At Progressive, head teacher Sonja Kruger said that as a white South African, she was given the best that the state had to offer under apartheid. Now, she said, she has a responsibility to give back. She earns 7,000 rand (about $1,000) a month after 15 years at Progressive, about half the average salary for a teacher in Johannesburg. Kruger started as the school’s secretary and has taught for the last six years. Most of the other teachers and all the students are black.
“When you see the kids achieving, it’s payback,” Kruger said. “I’d say every single teacher that’s here is passionate. They have to be, because they’re not in it for the money.”
Progressive Primary is in what used to be the headquarters of a chain of coffee shops, squeezed between a copy shop and a parking garage. Kruger has noticed similar schools opening in the neighborhood, and says the competition is good for poor kids.
“I don’t see why, because they don’t have money, their education shouldn’t be as good as anyone else’s,” she said.
Progressive’s motto: “Let us shape your child into a top achiever.” It has sent graduates — with scholarships — on to some of Johannesburg’s most demanding high schools.
When he speaks of his years at Progressive, Victor Tshilombo, 24, now a second-year medical student at Johannesburg’s premier University of Witwatersrand, keeps returning, a note of astonishment in his voice, to the fact that he spoke no English when he arrived. He had been passed from year to year at his previous public school. Progressive teachers put him back five grades, and embarked on intensive lessons.
Tshilombo said he developed determination and confidence. That was important after he graduated from an elite Johannesburg public high school, when he had to work for two years as an army ambulance dispatcher because he did not have the money to go to medical school. Finally, Witwatersrand offered him a scholarship.
When he becomes a doctor and starts a family, he’ll be able to afford more expensive schools, but he does not believe he’ll find better than Progressive. He remembers the attention he got when he struggled, even though “my father wasn’t rich. I don’t think he even paid school fees on time.”
At Progressive, 13-year-old Samantha praises her teacher for being “always present. He has never been late to school.”
It may seem minor, but teacher absenteeism is a crisis in many public schools. Zulu does not blame the teachers entirely: Their salaries are low, and morale even lower. Most black teachers received the inferior education reserved for blacks under apartheid, and now struggle to meet the new government’s higher standards. They also battle in ill-equipped classrooms with students who seem ready to protest at the slightest provocation.

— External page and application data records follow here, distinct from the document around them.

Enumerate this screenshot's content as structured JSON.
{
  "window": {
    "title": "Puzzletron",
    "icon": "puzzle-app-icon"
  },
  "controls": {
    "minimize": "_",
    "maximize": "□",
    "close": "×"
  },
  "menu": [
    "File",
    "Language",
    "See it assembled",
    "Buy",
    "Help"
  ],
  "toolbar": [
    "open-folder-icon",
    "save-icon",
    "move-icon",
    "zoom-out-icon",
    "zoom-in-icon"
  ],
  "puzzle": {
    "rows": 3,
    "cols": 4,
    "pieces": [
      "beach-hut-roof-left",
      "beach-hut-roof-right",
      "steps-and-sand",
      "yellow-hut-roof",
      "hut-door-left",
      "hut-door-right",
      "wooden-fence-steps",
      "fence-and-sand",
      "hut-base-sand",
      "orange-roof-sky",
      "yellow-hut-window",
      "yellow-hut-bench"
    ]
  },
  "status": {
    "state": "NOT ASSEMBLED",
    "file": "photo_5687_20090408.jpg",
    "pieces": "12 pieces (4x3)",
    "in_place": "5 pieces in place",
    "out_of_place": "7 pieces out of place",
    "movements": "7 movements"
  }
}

In the 1970s and 1980s in public schools, young protesters were celebrated for risking their lives to stand up to apartheid. Some of today’s students seem to feel protest is their birthright.
“In Soweto, you know, we really are disrespectful to the teachers,” Zulu said. “I still see kids roaming around the streets during school hours.”
Bernstein said discipline is a key demand of parents at the schools she studied. Progressive’s head teacher, Kruger, said the school respects the law against corporal punishment, but many parents ask that their children be hit if they misbehave.
Critics worry that such schools will only widen the gap between the haves and have-nots, as the most committed parents and the most promising students leave already troubled public schools for private ones. They also worry that governments will turn over the bulk of the responsibility of education to private schools, wealthy or poor.
“If the public system does not work for the poor, it is a failed state, then you’re letting the market take over something that’s basic and fundamental,” said Wongani Grace Nkhoma of the Open Society Initiative for Southern Africa. “States have to understand that they have the responsibility to provide education that’s of good quality, to every child.”
For next year, Samantha has been accepted at a competitive public high school with an emphasis on science and technology.
“I’m so ready for high school and all its challenges,” Samantha said. “I do realize how lucky I am.”
Source: The Associated Press.